The illustrations are sweet, colourful and clearly New Zealand in origin, and will really appeal to under 5s in particular. There’s a small but helpful information panel on the inside back cover, that gives a little snippet of information about each bird—perfect to share with a curious small person. This book is a wonderful alternative to the chocolate overload that occurs around Easter, and will remain relevant year round.
The Little Lambs’ Great New Zealand Easter Egg Hunt
By Yvonne Mes
Illustrated by Aleksandra Szmidt
Treasure Beyond Measure, by Helen Griffiths, illustrated by Simon Chadwick (Rumpus Books)
This is the sort of book that a child will spend ages with, just looking at the pictures, seeing what they recognise, and counting how many, etc. The illustrations are so full and rich, and even from the mat my students were calling out “look at that rat!” or “why is that rhino there?”. So I can just imagine what would happen if the book was in their laps—they’d be transfixed.
The text is in the form of rhyming couplets, and introduces the reader to the collective nouns for lots of different types of animals. This device gets the reader to the problem in the book—the devastation caused by humans. Thankfully, Griffiths approaches the problem with a light touch; instead of going down a ‘we’re all doomed’ path that would terrify children into inaction, it asks them to be kind and sends a message of hope that changing habits can make a positive difference. If you jump onto the website (listed on the back cover), you can also get an audio version via Spotify, and purchase some downloadable activities.
Treasure beyond measure
By Helen Griffiths
Illustrated by Simon Chadwick
Rachel Moore is a experienced primary school teacher who lives on the Kapiti Coast.

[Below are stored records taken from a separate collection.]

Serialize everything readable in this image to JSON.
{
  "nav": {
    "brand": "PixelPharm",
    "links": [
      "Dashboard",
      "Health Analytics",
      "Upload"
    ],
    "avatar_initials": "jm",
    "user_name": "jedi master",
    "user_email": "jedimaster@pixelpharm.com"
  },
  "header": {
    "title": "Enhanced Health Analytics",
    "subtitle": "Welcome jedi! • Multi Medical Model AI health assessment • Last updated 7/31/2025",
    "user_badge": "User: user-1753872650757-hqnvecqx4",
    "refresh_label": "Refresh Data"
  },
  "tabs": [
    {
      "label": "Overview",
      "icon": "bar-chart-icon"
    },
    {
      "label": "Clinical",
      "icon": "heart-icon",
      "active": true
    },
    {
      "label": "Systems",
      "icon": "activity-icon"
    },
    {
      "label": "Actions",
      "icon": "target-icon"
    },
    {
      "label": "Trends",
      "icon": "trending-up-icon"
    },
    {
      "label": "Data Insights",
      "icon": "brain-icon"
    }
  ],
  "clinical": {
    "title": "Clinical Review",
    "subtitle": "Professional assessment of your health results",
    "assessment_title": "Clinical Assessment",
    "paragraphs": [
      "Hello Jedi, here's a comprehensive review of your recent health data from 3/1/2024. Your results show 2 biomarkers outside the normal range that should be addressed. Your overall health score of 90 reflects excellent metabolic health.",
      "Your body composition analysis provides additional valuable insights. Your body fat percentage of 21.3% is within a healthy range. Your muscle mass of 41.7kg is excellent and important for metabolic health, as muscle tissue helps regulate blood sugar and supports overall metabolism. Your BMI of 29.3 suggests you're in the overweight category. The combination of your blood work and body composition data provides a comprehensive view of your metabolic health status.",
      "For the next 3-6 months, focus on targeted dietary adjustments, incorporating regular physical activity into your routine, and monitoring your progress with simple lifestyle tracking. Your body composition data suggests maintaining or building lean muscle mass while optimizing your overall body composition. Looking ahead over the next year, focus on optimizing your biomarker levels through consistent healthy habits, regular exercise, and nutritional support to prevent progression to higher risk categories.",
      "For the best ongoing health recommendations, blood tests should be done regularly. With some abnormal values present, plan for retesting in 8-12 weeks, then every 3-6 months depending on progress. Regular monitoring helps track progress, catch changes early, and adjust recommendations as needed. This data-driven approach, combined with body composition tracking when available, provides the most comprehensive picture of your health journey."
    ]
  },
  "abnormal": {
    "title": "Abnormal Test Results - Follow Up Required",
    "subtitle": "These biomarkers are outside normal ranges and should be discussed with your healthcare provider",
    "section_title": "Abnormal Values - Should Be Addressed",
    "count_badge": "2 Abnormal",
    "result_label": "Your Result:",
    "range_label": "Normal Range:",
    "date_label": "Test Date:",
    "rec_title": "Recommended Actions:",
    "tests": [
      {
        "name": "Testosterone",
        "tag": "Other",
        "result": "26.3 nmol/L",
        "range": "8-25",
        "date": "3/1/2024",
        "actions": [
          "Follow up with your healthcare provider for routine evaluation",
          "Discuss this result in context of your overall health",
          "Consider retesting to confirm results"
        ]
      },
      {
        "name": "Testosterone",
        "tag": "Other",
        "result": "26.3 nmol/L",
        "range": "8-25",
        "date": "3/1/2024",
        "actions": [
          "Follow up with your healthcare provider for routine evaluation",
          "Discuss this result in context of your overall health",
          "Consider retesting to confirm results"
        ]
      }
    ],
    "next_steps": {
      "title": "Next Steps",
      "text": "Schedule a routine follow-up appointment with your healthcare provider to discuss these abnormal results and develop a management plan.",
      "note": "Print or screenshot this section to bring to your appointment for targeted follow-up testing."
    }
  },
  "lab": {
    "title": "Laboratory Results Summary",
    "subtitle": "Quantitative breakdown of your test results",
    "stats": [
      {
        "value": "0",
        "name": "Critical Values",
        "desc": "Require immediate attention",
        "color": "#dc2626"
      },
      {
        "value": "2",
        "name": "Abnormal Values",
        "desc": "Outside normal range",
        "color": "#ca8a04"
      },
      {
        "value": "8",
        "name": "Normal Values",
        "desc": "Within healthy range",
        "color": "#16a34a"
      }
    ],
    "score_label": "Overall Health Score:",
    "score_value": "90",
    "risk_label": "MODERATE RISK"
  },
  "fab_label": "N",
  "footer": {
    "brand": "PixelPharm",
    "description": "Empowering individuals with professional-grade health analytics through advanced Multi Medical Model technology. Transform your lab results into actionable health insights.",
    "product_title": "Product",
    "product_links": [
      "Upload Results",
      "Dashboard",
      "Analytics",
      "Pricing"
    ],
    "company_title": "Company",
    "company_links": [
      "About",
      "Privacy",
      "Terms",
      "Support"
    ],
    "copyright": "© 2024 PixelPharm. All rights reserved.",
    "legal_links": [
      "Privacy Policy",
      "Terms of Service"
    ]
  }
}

Some of her earliest memories are of bed time stories read with her dad, and she has made it her mission to try to pass on her love of books to every child she meets. Her childhood literary heroes are Jo March, Lucy Pevensie, Matilda Wormwood and Elizabeth Bennet. When she grows up, Rachel hopes she'll be able to live in a house big enough for all her books.